[TASK PROMPT]
For the records below, tally every line that has the word "title" and reply with the number alone.

==========

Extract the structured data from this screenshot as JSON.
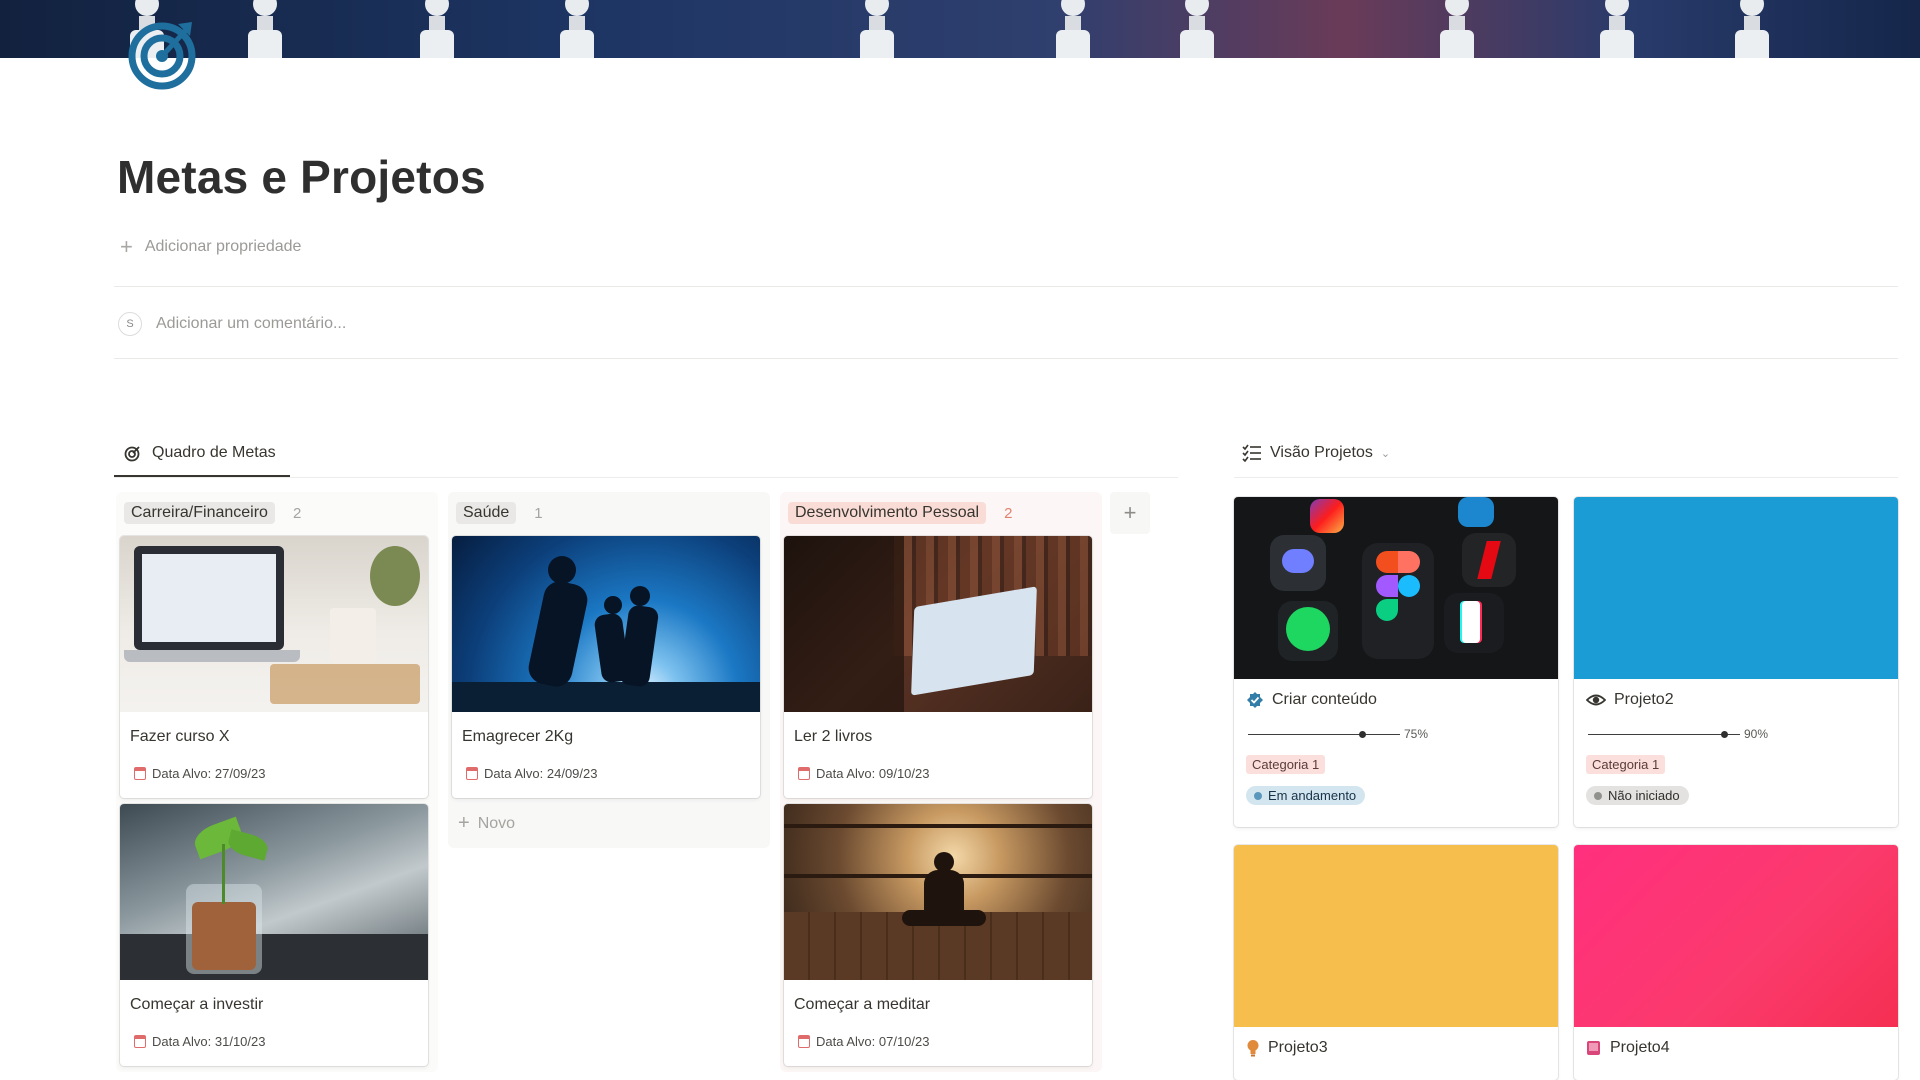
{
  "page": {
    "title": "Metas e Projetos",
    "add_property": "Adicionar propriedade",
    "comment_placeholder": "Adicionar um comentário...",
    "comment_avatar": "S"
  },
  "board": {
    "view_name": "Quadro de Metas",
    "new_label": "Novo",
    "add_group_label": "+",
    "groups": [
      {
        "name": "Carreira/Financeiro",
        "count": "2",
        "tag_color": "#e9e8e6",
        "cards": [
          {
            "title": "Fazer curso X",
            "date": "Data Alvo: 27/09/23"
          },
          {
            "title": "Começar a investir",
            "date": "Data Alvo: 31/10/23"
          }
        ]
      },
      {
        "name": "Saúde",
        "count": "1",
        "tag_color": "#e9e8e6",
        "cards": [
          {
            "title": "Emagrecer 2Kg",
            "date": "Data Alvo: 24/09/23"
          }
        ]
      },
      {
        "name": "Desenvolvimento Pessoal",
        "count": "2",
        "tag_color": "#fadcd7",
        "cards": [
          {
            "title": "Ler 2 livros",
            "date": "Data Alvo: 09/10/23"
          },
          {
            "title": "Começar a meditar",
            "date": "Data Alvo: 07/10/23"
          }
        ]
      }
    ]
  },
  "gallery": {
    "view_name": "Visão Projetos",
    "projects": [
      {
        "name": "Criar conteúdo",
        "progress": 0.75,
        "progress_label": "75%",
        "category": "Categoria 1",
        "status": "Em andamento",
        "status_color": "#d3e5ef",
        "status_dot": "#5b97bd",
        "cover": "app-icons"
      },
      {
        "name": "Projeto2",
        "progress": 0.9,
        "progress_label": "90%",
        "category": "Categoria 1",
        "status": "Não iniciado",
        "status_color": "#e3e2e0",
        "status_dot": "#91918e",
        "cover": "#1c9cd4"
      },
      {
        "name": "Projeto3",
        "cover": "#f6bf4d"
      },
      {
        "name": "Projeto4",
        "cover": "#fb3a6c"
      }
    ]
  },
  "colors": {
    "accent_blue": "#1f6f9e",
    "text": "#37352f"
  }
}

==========

[SOLVED PROBLEM]
6